After we realized how chilly we were, my friend and I bought new costumes [AKA 10€ fleece cheetah PJs] at a chino. It was possibly the best purchase of the weekend.
Carnaval is a nonstop all-day, all-night party, so if you’re planning on lasting throughout, comfortability is key.
From what I observed- no one went out of their way to be “cute.” In fact, we saw quite the opposite. Don’t worry so much about how you look; worry more about how you feel. Sorry ladies, you may not be meeting your future husband this weekend, but you’ll have a damn good time. Plus I’d rather romp around in converse than 5 inch heels any day. In the end, I promise you’ll thank me.
- Wear substantial footwear– I’m serious. Aside from the mounds and mounds of garbage, broken glass, and soggy confetti, you’ll encounter more pleasant substances such as vomit and floods of pee. Seriously, there are people EVERYWHERE pissing all over the place. Please, for the sake of my sanity, cover your feet.
- Be careful with your belongings– Carnaval attracts a shit ton of tourists. Drunk tourists. Careless tourists. With money. And Cameras. And iPhones. Pack all of these inebriated bodies in a tight place and you have a pickpocket’s fairytale. If you’re not good at keeping an eye on your stuff, leave it at home. I bought a fashionable 2 Euro fanny pack and tucked it under my costume.
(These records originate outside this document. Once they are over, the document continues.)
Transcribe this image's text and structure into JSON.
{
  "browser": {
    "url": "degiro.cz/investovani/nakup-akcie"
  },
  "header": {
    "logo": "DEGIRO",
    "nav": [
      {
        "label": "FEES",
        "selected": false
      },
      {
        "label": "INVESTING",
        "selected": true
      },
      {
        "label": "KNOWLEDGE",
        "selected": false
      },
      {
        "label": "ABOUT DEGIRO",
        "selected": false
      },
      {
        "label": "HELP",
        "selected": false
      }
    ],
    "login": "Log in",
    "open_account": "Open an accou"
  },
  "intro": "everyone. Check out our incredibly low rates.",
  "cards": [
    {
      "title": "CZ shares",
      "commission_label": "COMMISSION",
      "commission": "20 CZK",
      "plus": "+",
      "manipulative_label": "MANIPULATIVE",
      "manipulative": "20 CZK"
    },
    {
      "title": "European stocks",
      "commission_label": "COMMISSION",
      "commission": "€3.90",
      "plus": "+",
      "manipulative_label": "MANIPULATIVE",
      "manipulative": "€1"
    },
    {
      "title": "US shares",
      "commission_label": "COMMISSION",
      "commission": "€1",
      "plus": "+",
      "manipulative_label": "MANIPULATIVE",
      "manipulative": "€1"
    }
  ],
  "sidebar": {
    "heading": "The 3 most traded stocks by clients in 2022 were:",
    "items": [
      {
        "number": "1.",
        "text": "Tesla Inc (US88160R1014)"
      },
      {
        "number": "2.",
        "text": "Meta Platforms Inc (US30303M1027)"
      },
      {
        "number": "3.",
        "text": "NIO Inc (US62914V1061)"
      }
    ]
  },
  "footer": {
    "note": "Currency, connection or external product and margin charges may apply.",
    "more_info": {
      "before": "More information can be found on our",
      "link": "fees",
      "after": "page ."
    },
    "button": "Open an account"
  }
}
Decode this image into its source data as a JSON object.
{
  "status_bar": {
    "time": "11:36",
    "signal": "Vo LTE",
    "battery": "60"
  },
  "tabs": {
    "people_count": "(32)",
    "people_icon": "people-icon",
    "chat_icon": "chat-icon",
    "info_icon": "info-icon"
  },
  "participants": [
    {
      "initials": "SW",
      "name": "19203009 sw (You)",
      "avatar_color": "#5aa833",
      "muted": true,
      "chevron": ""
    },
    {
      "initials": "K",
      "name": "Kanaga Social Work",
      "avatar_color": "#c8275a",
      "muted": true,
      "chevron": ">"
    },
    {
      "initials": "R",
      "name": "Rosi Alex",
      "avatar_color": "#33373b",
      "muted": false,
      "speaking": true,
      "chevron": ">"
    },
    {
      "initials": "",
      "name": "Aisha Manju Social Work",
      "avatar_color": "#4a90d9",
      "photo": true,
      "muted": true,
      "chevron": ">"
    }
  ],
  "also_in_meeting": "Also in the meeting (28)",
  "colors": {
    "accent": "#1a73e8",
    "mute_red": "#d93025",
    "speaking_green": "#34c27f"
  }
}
No shame.
I almost forgot,
The most important rule of Cádiz Carnaval—>
Oh, and god speed 😀